▸ **Material provided**:
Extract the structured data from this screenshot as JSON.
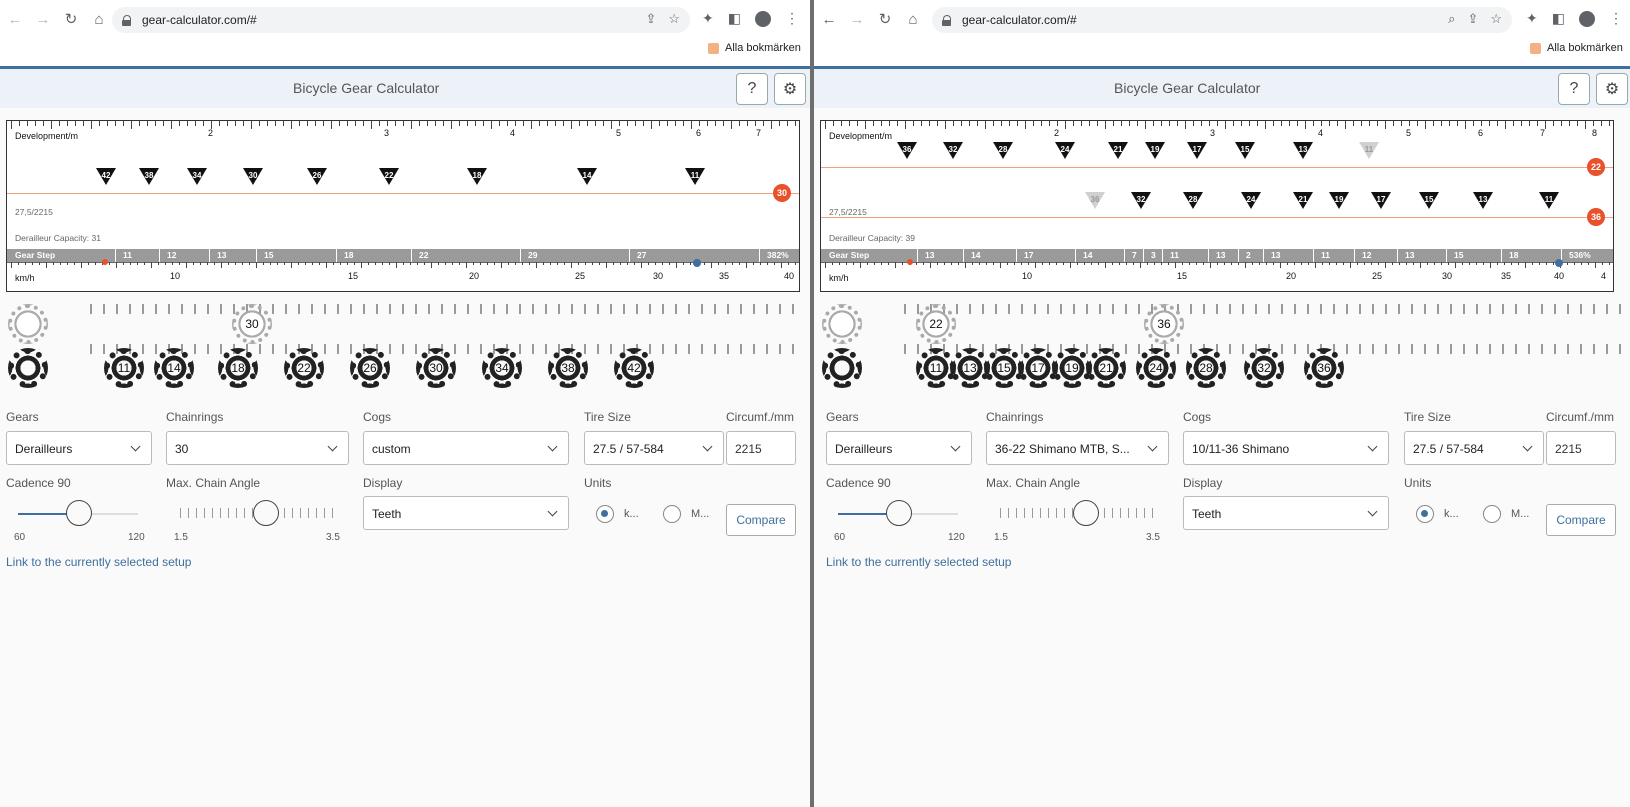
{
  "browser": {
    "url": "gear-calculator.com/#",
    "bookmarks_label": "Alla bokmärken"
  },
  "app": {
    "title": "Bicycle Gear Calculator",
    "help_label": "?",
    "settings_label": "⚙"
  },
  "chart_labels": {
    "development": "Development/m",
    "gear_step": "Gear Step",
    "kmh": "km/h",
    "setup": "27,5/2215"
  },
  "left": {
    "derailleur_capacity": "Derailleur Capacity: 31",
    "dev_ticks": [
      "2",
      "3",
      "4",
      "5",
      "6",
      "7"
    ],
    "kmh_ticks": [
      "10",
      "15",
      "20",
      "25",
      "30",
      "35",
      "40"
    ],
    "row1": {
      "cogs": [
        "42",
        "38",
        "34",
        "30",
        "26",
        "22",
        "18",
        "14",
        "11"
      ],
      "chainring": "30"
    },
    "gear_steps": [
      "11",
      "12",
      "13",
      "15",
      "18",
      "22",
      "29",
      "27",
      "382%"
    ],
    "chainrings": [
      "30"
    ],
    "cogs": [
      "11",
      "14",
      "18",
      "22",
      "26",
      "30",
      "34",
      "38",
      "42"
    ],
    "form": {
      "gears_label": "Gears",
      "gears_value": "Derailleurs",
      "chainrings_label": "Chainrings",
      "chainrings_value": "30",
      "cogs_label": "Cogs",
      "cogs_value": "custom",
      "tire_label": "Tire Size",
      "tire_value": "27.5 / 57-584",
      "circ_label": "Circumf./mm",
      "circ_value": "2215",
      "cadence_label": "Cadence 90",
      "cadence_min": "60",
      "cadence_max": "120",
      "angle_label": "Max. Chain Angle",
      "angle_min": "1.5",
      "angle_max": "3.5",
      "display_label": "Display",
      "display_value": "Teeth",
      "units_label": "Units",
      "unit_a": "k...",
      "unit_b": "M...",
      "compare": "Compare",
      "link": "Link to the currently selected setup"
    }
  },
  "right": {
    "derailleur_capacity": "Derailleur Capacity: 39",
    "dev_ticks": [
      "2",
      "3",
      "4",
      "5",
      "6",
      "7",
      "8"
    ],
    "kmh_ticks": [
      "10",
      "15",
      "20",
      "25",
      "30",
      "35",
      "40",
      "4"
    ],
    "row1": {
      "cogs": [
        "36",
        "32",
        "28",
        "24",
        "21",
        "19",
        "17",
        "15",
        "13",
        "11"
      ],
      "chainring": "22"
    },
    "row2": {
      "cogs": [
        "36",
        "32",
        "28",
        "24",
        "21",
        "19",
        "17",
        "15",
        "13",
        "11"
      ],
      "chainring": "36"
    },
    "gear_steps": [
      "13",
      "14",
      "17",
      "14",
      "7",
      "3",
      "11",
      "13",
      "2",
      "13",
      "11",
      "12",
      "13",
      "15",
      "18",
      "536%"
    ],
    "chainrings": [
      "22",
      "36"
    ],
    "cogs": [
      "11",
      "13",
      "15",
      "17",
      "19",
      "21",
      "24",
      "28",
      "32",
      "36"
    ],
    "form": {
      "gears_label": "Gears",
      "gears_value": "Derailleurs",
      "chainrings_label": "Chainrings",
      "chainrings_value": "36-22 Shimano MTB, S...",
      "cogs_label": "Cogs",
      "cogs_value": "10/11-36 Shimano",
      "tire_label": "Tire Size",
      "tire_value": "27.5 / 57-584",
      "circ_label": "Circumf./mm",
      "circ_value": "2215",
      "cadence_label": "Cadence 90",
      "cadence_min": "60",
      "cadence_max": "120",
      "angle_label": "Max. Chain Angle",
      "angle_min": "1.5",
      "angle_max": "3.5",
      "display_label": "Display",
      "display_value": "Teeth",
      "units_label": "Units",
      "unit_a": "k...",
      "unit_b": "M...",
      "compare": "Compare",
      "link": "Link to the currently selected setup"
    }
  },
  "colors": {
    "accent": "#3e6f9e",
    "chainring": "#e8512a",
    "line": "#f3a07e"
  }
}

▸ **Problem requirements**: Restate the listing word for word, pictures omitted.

▸ **Your solution**:
Extract the structured data from this screenshot as JSON.
{
  "browser": {
    "url": "gear-calculator.com/#",
    "bookmarks_label": "Alla bokmärken"
  },
  "app": {
    "title": "Bicycle Gear Calculator",
    "help_label": "?",
    "settings_label": "⚙"
  },
  "chart_labels": {
    "development": "Development/m",
    "gear_step": "Gear Step",
    "kmh": "km/h",
    "setup": "27,5/2215"
  },
  "left": {
    "derailleur_capacity": "Derailleur Capacity: 31",
    "dev_ticks": [
      "2",
      "3",
      "4",
      "5",
      "6",
      "7"
    ],
    "kmh_ticks": [
      "10",
      "15",
      "20",
      "25",
      "30",
      "35",
      "40"
    ],
    "row1": {
      "cogs": [
        "42",
        "38",
        "34",
        "30",
        "26",
        "22",
        "18",
        "14",
        "11"
      ],
      "chainring": "30"
    },
    "gear_steps": [
      "11",
      "12",
      "13",
      "15",
      "18",
      "22",
      "29",
      "27",
      "382%"
    ],
    "chainrings": [
      "30"
    ],
    "cogs": [
      "11",
      "14",
      "18",
      "22",
      "26",
      "30",
      "34",
      "38",
      "42"
    ],
    "form": {
      "gears_label": "Gears",
      "gears_value": "Derailleurs",
      "chainrings_label": "Chainrings",
      "chainrings_value": "30",
      "cogs_label": "Cogs",
      "cogs_value": "custom",
      "tire_label": "Tire Size",
      "tire_value": "27.5 / 57-584",
      "circ_label": "Circumf./mm",
      "circ_value": "2215",
      "cadence_label": "Cadence 90",
      "cadence_min": "60",
      "cadence_max": "120",
      "angle_label": "Max. Chain Angle",
      "angle_min": "1.5",
      "angle_max": "3.5",
      "display_label": "Display",
      "display_value": "Teeth",
      "units_label": "Units",
      "unit_a": "k...",
      "unit_b": "M...",
      "compare": "Compare",
      "link": "Link to the currently selected setup"
    }
  },
  "right": {
    "derailleur_capacity": "Derailleur Capacity: 39",
    "dev_ticks": [
      "2",
      "3",
      "4",
      "5",
      "6",
      "7",
      "8"
    ],
    "kmh_ticks": [
      "10",
      "15",
      "20",
      "25",
      "30",
      "35",
      "40",
      "4"
    ],
    "row1": {
      "cogs": [
        "36",
        "32",
        "28",
        "24",
        "21",
        "19",
        "17",
        "15",
        "13",
        "11"
      ],
      "chainring": "22"
    },
    "row2": {
      "cogs": [
        "36",
        "32",
        "28",
        "24",
        "21",
        "19",
        "17",
        "15",
        "13",
        "11"
      ],
      "chainring": "36"
    },
    "gear_steps": [
      "13",
      "14",
      "17",
      "14",
      "7",
      "3",
      "11",
      "13",
      "2",
      "13",
      "11",
      "12",
      "13",
      "15",
      "18",
      "536%"
    ],
    "chainrings": [
      "22",
      "36"
    ],
    "cogs": [
      "11",
      "13",
      "15",
      "17",
      "19",
      "21",
      "24",
      "28",
      "32",
      "36"
    ],
    "form": {
      "gears_label": "Gears",
      "gears_value": "Derailleurs",
      "chainrings_label": "Chainrings",
      "chainrings_value": "36-22 Shimano MTB, S...",
      "cogs_label": "Cogs",
      "cogs_value": "10/11-36 Shimano",
      "tire_label": "Tire Size",
      "tire_value": "27.5 / 57-584",
      "circ_label": "Circumf./mm",
      "circ_value": "2215",
      "cadence_label": "Cadence 90",
      "cadence_min": "60",
      "cadence_max": "120",
      "angle_label": "Max. Chain Angle",
      "angle_min": "1.5",
      "angle_max": "3.5",
      "display_label": "Display",
      "display_value": "Teeth",
      "units_label": "Units",
      "unit_a": "k...",
      "unit_b": "M...",
      "compare": "Compare",
      "link": "Link to the currently selected setup"
    }
  },
  "colors": {
    "accent": "#3e6f9e",
    "chainring": "#e8512a",
    "line": "#f3a07e"
  }
}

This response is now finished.